Eigenvectors and Eigenvalues

The eigenvectors of a matrix are those special vectors for which , where is an associated constant (possibly complex) called the eigenvalue. Let us rearrange the eigenvalue equation to the form , where represents a vector of all zeroes (the zero vector). We may rewrite this expression using the identity matrix to yield , which will be more convienient for the next step. Now to solve for , multiply the left and right sides of the equation by , if it exists. This yields .

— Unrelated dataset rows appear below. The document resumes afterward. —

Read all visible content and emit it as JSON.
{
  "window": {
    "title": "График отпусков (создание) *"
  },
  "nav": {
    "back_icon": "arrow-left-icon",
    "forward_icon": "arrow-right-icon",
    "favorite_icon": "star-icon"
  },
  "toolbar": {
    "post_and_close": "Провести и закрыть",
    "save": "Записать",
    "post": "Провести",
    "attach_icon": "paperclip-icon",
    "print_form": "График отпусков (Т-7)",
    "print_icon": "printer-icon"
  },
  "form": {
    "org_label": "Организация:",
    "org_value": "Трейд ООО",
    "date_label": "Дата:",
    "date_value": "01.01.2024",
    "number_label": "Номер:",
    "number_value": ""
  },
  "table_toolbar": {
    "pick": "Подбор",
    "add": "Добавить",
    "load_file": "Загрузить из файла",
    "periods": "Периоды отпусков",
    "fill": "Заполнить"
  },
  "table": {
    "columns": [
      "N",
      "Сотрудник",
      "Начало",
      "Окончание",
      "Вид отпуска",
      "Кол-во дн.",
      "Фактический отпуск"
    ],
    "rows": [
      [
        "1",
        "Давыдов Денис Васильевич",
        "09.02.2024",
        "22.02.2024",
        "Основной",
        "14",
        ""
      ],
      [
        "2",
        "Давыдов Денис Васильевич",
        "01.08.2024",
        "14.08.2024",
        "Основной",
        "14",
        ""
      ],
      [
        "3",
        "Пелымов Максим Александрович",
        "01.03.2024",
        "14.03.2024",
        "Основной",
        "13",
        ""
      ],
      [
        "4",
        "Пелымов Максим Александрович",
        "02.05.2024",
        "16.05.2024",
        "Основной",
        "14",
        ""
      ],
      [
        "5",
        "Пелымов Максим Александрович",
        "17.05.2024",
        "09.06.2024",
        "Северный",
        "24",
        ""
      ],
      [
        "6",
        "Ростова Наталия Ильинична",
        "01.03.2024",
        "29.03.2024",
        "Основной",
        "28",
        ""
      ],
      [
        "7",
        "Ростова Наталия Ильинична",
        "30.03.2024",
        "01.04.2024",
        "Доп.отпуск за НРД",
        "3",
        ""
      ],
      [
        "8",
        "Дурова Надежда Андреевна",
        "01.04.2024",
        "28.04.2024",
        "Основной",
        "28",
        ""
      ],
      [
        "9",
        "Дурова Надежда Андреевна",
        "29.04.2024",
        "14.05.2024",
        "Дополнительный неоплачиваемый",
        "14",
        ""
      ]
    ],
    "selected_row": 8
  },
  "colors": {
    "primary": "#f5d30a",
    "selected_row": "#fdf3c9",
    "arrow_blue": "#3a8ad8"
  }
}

This last equation presents a challenge. Anything multiplied by the zero vector yields the zero vector, but clearly that is a trivial solution for that we aren't interested in. Thus, our assumption that exists must be wrong. The eigenvalue equation therefore has non-trivial solutions only when does not exist. In our previous discussion of determinants, we noted that a matrix does not have an inverse if its determinant is zero. Thus, we can satisfy the eigenvalue equation for those special values of such that . This is called the secular determinant, and expanding the determinant gives an -th degree polynomial in called the secular equation or the characteristic equation. Once the roots of this equation are determined to give eigenvalues , these eigenvalues may be inserted into the eigenvalue equation, one at a time, to yield eigenvectors.

As an example, let us find the eigenvalues and eigenvectors for the matrix

 (25)

We begin with the secular determinant , which in this case becomes
 (26)

Expanding out this determinant using the rules given above for the determinants of matrices, we obtain the following characteristic equation:
 (27)

which has solutions . These are the three eigenvalues of . What are the corresponsing eigenvectors? We substitute each of these eigenvalues, one at a time, into the eigenvalue equation, and solve for the system of equations that result.

Let us begin with the eigenvalue . Substituting this into , we obtain

 (28)

This is three equations in three unknowns, which we may rewrite as
 (29) (30) (31)

The middle equation is, of course, not particularly useful. However, we know that the components and of the eigenvector corresponding to are both zero, and there is no equation governing the choice of . We are therefore free to chose any value for , and a valid eigenvector will result. Note that any eigenvector times a constant will yield another valid eigenvector. Most frequently, we chose normalized eigenvectors by convention (such that ), so in this case we will choose . This gives the final eigenvector
 (32)

We can verify that this is indeed an eigenvector corresponding to the eigenvalue by multiplying this eigenvector by the original matrix :
 (33)

that is, multiplication of times the eigenvector yields the eigenvector again times a constant (the eigenvalue, ).

By a similar procedure, one can obtain the other two eigenvectors, which, when normalized, are

 (34)

Although an matrix has eigenvalues, they are not necessarily distinct. That is, one or more of the roots of the characteristic equation may be identical. In this case, we say that those eigenvalues are degenerate. Determination of eigenvectors is somewhat more complicated in such a case, because there will be additional flexibility in selecting them. Consider the matrix

 (35)

which has the characteristic equation
 (36)

with solutions . Although it is no difficulty to find the eigenvector corresponding to , the doubly-degenerate eigenvalue presents an additional complication. Upon substituting this value into the eigenvalue equation, we obtain
 (37)

or
 (38)

In this case, the first and third equations are equivalent (one equation is just the minus of the other), and so they are not independent. Additionally, the second equation gives no information. We therefore have only one equation to determine the three coefficients of the eigenvector. Recall that only two valid equations resulted above for our previous non-degenerate case, because any multiple of an eigenvector still yields a valid eigenvector. Here, a double degeneracy has lost us one of our equations. Hence, we only know that and is arbitrary. Any eigenvector satisfying these rules will be satisfactory, and clearly there are an infinite number of ways to chose them, even if we require them to be normalized. Let us, somewhat arbitrarily, pick the normalized vector
 (39)

Then, it is traditional to try to pick the second eigenvector for as orthogonal to the first (there are reasons for doing this, most commonly because we might wish to use these vectors as a new orthonormal basis). In that case, the following (normalized) vector will be suitable:
 (40)

You can verify that both of these vectors are (a) orthonormal, and (b) satisfy the eigenvalue equation for .